The audit covered five years beginning July 1, 2009 and found lots of room for improvement. Among its findings:
- Critical information—such as up-to-date blueprints and maps of station layouts—needed in the event of an attack on Metro’s transit system has not been shared with key tactical response units within the sheriff’s department. (Claus, a former SWAT officer and commander, said an effort to provide up-to-date, digitized information is underway, but insisted that the sheriff’s units in question already are familiar with Metro facilities.)
- The transit security operation has operated with high levels of vacancies and too often sends in substitute staff without the necessary transit expertise.
- The department has double-billed for some supervisors’ time; billed Metro at the full rate even when managerial, supervisorial and support positions went vacant; failed to provide enough backup documentation of time being worked; and in fiscal 2011 submitted bills of $59,368 above the maximum amount allowed under the contract.
- Customer complaints against deputies often are not processed on time, and deputies with multiple complaints against them usually aren’t routed into the department’s “performance mentoring program.” (Claus said a backlog stretching to 2010 has now been eliminated.)
- Mobile phone validators used by deputies to check patrons’ TAP cards are technologically inadequate and can’t be used for basic crime-fighting tasks, such as looking for outstanding warrants when people are stopped for fare checks. Better fare-validation devices are being developed, the audit said, but other issues involving checking TAP cards remain unresolved—notably the question of whether that duty should be handled primarily by Metro’s own security staff rather than sworn deputies.
- Crime reporting and response time statistics are not being appropriately reported. (The department has switched, as recommended, to the FBI’s Uniform Crime Reporting standards, Claus said. He said the department disagrees, however, with a recommended change in reporting response times that would start the clock running when a Metro operator receives a call—not when it reaches the sheriff’s department.)
But, according to the sheriff’s department, that finding overlooks a notable recent success story.
“Deputies have made tremendous strides in cleaning up Union Station; examining and solving delicate homeless rights issues, solving quality of life issues, making the area a cleaner, hazard-free experience for patrons, etc.,” according to the official response to the audit from interim Sheriff John Scott. “More is to be done, but to say that great strides have not been obtained would simply not be reflective of the current status.”
As for Metro, the audit found that the agency has failed to set forth adequate contractual requirements for the sheriff’s department, and has been lax about keeping tabs on the requirements that are in place.

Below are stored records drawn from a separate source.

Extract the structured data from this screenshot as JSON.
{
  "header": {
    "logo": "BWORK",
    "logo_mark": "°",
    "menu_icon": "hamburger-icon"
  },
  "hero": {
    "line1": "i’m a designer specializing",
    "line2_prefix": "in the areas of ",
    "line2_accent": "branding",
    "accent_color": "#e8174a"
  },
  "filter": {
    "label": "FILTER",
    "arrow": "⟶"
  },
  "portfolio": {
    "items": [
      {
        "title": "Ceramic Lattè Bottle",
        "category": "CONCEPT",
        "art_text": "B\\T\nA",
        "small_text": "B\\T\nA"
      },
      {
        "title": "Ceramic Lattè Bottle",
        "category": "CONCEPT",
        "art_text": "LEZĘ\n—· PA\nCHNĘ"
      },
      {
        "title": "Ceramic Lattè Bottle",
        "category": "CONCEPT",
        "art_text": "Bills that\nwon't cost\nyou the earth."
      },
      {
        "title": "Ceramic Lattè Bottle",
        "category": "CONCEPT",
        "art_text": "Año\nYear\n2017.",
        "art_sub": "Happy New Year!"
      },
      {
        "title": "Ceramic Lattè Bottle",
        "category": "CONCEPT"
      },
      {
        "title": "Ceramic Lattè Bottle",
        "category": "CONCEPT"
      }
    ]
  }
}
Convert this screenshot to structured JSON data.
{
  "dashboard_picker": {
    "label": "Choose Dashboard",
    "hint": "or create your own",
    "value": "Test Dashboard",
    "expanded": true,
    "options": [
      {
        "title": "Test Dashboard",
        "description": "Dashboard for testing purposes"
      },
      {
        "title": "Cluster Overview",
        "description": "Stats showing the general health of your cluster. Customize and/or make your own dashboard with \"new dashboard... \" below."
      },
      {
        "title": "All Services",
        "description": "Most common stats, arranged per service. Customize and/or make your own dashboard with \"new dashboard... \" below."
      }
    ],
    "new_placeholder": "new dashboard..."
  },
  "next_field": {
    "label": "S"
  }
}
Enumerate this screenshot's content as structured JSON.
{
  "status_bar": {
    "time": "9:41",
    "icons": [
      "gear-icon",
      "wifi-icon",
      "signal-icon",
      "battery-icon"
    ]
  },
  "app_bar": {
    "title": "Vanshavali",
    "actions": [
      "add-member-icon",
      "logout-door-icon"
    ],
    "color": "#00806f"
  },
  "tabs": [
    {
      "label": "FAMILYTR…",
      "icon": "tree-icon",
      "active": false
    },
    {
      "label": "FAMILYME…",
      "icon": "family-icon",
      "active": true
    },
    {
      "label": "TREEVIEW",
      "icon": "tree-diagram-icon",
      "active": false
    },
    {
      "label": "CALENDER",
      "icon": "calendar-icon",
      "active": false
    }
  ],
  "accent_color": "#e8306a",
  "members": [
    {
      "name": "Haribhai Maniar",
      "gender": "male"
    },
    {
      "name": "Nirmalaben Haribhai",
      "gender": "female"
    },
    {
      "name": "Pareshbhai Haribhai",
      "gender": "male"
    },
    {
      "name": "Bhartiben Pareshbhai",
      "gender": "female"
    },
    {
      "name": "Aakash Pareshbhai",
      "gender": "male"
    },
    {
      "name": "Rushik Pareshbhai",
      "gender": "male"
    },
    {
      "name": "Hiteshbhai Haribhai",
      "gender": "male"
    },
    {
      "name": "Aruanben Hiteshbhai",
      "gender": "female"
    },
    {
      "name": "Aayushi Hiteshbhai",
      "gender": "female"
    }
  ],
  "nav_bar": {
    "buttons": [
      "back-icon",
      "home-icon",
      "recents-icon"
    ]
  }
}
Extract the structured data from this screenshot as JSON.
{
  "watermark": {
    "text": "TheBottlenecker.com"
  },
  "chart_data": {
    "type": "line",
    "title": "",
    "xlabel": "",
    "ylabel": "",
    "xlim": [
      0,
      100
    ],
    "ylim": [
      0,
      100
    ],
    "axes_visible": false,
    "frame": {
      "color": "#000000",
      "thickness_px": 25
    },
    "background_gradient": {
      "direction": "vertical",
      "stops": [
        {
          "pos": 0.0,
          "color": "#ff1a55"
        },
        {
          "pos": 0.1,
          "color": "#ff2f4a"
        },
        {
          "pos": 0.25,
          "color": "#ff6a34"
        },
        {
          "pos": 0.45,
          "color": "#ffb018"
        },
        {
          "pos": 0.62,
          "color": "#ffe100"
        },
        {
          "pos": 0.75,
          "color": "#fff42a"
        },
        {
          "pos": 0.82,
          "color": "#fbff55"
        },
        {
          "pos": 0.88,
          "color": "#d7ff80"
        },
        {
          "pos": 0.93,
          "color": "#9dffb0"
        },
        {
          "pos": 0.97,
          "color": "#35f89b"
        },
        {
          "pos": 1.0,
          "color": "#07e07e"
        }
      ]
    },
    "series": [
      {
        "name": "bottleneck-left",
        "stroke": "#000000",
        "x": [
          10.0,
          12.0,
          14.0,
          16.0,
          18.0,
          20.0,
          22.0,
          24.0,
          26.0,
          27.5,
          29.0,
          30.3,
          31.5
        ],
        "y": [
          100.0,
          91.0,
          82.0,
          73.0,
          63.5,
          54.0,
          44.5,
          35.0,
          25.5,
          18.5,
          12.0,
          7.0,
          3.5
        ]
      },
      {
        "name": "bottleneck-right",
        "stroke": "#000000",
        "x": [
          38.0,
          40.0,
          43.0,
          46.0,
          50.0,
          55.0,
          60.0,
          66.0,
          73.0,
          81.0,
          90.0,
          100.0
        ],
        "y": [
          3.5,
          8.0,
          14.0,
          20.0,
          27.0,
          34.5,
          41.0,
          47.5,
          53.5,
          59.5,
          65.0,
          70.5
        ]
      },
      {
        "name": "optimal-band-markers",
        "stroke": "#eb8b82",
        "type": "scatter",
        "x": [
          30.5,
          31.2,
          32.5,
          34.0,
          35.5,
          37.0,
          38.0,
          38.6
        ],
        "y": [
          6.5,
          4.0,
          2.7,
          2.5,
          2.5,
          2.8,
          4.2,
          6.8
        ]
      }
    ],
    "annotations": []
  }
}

In a response to the audit, Duane Martin, the agency’s deputy executive officer for project management, wrote that his department is asking for more staff to provide better contract oversight. He said Metro also will seek to modify its existing contract to enable it to seek damages if the sheriff doesn’t live up to specified performance targets—including crime reduction and continuity of staffing—and will write that into the next contract as well.
Beyond the audit, Metro CEO Leahy said he also has ordered a peer review of his agency’s security services by the American Public Transportation Association. Those findings will be examined, along with the audit, by Metro’s board this fall.
There is debate about how big a role deputies should play in fare enforcement.